The University is exploring the purchase of a 113,000 square-foot building located on a 29 acre site adjacent to the Health Center for stem cell and other research space.
The FarmTech Building, constructed as research space by a private company, was built in the late 1970s and has been well maintained, Barry Feldman, interim vice president and chief operating officer told the trustees last week.
Purchase of the building would replace the need to construct a research tower planned as part
of 21st Century UConn.
The trustees endorsed negotiations to purchase the building.
The Health Center Board of Directors has been rethinking its approach to expanded research space, prompted by the need to accommodate growth in stem cell research and shifting patterns in federal support, said Lorraine Aronson, vice president and chief financial officer.
The state plans to spend $100 million over the next 10 years on stem cell research, and the University is well-positioned to receive a significant portion of that funding to further its research, some of the most advanced in the nation.
Federal guidelines currently prohibit conducting certain stem cell research in facilities supported
in whole or in part with federal dollars. As a result, it is essential to secure new space as quickly
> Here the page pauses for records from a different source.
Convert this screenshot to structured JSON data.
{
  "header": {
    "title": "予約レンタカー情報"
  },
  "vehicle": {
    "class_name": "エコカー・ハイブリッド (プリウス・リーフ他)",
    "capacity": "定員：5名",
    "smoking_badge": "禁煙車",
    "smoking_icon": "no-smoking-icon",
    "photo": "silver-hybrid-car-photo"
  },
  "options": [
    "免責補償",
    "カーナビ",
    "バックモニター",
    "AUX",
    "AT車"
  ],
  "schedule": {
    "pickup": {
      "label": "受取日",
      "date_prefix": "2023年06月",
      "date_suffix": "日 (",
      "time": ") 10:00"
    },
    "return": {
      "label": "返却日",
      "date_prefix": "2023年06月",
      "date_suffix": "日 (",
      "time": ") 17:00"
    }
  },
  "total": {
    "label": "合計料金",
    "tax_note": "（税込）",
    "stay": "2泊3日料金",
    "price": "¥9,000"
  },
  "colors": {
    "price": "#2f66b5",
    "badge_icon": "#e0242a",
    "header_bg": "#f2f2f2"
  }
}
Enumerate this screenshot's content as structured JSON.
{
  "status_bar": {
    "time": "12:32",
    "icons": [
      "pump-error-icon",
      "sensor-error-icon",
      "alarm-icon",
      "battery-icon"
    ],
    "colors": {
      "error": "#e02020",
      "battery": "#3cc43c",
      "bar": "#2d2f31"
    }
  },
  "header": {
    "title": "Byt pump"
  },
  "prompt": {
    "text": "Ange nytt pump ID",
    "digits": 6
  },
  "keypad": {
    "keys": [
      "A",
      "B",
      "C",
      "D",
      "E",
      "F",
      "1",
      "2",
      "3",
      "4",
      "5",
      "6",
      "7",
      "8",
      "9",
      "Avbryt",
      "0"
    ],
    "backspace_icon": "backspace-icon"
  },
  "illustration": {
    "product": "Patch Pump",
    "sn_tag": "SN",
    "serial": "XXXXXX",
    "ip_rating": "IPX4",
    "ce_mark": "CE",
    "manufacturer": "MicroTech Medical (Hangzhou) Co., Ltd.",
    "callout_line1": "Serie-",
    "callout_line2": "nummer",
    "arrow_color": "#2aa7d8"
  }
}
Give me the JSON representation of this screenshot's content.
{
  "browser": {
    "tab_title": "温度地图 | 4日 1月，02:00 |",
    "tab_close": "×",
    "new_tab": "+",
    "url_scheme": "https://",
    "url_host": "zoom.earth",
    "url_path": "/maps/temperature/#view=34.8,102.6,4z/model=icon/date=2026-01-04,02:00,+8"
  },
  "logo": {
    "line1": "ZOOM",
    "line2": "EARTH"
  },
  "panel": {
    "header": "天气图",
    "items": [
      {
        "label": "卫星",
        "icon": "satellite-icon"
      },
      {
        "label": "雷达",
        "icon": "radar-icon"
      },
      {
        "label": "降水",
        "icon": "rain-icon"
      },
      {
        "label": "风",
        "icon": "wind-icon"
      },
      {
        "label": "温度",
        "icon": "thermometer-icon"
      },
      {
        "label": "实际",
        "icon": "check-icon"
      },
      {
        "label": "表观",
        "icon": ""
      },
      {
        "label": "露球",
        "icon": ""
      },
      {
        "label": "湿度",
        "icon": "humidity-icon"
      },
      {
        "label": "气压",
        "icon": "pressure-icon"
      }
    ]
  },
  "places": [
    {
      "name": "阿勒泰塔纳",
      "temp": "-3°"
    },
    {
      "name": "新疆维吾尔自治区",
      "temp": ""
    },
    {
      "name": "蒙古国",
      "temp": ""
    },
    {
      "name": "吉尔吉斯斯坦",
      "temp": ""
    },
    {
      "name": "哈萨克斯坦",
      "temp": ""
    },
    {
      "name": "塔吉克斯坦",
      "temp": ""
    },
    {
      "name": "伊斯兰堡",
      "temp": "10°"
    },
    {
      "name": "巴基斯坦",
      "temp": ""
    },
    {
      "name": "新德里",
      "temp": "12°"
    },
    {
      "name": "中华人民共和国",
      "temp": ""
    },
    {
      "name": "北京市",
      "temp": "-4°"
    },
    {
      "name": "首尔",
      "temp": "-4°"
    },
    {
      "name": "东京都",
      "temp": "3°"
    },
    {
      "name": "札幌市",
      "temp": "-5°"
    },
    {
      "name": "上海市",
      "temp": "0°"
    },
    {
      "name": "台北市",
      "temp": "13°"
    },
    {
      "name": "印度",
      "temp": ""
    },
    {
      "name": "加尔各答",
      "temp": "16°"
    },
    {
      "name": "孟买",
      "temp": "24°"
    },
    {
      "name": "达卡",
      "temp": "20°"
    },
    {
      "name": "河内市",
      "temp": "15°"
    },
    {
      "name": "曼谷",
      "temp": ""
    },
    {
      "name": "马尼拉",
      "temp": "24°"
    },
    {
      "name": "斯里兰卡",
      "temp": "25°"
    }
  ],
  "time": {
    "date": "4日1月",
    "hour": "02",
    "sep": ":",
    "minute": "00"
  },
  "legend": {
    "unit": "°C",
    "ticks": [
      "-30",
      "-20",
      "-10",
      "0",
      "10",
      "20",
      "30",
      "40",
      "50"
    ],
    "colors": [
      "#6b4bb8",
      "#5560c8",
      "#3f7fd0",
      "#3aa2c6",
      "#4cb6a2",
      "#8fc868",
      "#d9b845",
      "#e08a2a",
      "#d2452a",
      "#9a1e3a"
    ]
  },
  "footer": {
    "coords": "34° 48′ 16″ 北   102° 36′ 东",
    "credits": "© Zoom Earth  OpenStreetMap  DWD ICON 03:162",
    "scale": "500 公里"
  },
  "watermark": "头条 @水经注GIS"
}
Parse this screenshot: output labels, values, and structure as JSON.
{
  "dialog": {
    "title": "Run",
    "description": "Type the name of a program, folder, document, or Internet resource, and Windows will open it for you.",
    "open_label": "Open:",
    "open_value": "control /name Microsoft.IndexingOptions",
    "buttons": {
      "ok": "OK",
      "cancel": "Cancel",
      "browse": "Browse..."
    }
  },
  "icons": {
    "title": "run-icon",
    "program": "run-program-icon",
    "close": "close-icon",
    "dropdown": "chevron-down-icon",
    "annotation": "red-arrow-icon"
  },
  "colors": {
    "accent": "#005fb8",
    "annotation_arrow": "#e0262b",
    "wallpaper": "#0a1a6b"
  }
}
"The smart thing financially
is to purchase and own the building." Aronson said.
"It will enhance our ability to recruit
in the future, provide space to
further the University's progress on stem cell research, and give us room to move researchers out of the main Health Center building so renovations there can begin."
The purchase is also necessary because space on the main Health Center campus, on what is known as "the hill," is very tight.
"This plan would cost $15 million to $20 million less than constructing an addition on the hill, and it will bring the space on-line more quickly than construction would," said Peter Deckers, executive vice president for health affairs.
"It will be good for morale and recruiting."
The purchase could be completed as soon as November.
In the meantime, the University has hired experts to help in reviewing environmental tests done on the property, evaluating the condition of the building, determining the renovations needed, and considering appraisals that have been conducted.
If the building is purchased, it will provide not only labs and research space for stem cell researchers from both Storrs and Farmington, but also 73,000 square feet for researchers now located in the main Health Center building.
Those researchers need to move out, in order to permit the completion of renovations that are also part of 21st Century UConn.
Many of those researchers will be permanently relocated to FarmTech, however, and faculty researchers recruited to the Health Center's Signature Programs will occupy the renovated space in the main building.